First, while Deadpool 2 is a disappointment, it’s far from terrible. Once again, Reynolds is very entertaining as the titular antihero. The jokes and gags that land work really well, while some of the jokes don’t all land quite as well as in the first film. Some of it just results from other movies telling the same jokes beforehand. It’s not that all the jokes are bad; but a similar gag was already used in Thor: Ragnarok with much greater effect.

Still, Deadpool 2 has a very self-deprecating style for the superhero genre that’s definitely appreciated, along with the meta-humor and fourth-wall breaking gags. There’s one gag in particular at the centerpiece of the film that completely upends all expectations. This particular gag wouldn’t work in any movie except the Deadpool series.

Stefan Kapicic as Colossus and Brianna Hildebrand as Negasonic Teenage Warhead were probably two of the best discoveries for the first film, and they are back for more fun for this go around. Similarly, Zazie Beets as Domino is the best addition to the film, and not just because she’s a strong female hero. Director David Leitch and writers Wernick, Reese, and Reynolds do an excellent job of showcasing exactly how Domino’s mutant “luck powers” would work onscreen. In the Marvel comics, someone such as Domino having “probability altering” or “luck” as mutant superpowers does not make sense. However, the movie not only acknowledges this, but Deadpool openly mocks the idea. And then the movie actually shows Domino utilizing her luck powers, and they produce some of the film’s best action beats.

Unfortunately, the same cannot be said for Josh Brolin’s performance as Cable, who was probably the most anticipated new character of Deadpool 2 due to the characters’ longtime association with each other in the comics. Unfortunately, Cable’s presence in the film is a letdown. It’s weird to have Brolin in this film right after he played the MCU villain to end all other MCU villains with Thanos Avengers: Infinity War. Cable is nowhere near as interesting. That’s disappointing because Cable should be a much stronger character.
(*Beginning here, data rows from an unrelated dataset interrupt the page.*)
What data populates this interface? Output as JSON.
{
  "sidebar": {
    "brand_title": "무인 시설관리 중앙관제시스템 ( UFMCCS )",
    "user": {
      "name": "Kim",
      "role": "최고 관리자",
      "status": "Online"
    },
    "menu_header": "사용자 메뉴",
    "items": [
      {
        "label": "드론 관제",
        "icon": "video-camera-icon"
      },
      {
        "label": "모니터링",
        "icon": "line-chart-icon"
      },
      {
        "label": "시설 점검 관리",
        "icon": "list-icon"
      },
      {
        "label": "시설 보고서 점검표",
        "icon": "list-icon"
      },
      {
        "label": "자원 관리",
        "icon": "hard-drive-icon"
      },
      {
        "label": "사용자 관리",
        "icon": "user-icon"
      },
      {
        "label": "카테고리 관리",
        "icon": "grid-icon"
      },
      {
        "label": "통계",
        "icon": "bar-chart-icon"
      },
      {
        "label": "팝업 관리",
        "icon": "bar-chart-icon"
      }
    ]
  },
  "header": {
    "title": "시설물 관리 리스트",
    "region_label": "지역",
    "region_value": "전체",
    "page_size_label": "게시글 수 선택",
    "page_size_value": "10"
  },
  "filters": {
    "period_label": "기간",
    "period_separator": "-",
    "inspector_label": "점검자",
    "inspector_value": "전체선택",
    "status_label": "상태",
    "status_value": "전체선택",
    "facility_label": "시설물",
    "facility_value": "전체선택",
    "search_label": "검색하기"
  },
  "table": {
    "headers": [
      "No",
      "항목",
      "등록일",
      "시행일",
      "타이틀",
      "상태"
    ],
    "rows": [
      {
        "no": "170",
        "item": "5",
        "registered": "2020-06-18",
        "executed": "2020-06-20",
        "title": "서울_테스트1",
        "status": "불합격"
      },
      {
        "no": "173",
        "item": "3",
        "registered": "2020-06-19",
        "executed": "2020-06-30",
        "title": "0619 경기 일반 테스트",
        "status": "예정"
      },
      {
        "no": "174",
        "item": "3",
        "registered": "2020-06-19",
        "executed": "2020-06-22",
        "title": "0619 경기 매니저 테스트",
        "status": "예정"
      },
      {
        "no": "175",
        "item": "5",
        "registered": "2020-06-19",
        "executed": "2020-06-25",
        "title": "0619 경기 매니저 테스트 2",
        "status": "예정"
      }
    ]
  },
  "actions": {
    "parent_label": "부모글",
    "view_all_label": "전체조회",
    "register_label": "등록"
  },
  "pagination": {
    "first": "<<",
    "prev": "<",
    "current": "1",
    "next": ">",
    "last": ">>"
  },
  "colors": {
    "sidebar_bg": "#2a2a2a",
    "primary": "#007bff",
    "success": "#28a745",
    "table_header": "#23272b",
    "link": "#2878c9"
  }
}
In Deadpool 2, Cable’s backstory is underwhelming and very thinly depicted. It’s a decent enough performance for Brolin. He definitely does a good job playing opposite the zany antics of Reynolds. But as a time traveler, Cable is a bit of a problematic character, and Cable is nothing more than a grunty, time-traveling cyborg, staunch militaristic soldier. Very little about Cable is actually revealed, which is also underwhelming.

What does work in the film’s favor is that there are some good moments that, while they are clearly fan service, they still work well. There’s another revitalized cinematic appearance for another mainstay X-Men character that’s incredibly well done that fans are going to love, similar to how the first movie relaunched Colossus. And when the movie is on-point, such as the incredible, 007-riffing opening title sequence complete with Celine Dion music, it’s incredibly fun and entertaining.

Deadpool 2 is a fun and entertaining movie, but it’s not as good as the original. Fans of the original will still enjoy the superhero-skewering antics of the Merc With a Mouth. However, the movie is probably a few rewrites away from being a much more superior sequel.

The final score: review Good
The 411
Deadpool 2 is entertaining, fun and outrageous. Unfortunately, the new script by Ryan Reynolds and the first film's writers Rhett Reese and Paul Wernick fails to live up to the novelty of the original. Deadpool 2 is a little flabbier. Some of the new characters, such as Zazie Beets as Domino, work really well, but Josh Brolin's Cable is a pretty big letdown. The jokes that land are effective, but others are not. Fans of the original will still have a good time, but Deadpool 2 isn't as tight and focused as the first film. With respect to the writers and Reynolds, the original film was always going to be a very tough act to follow.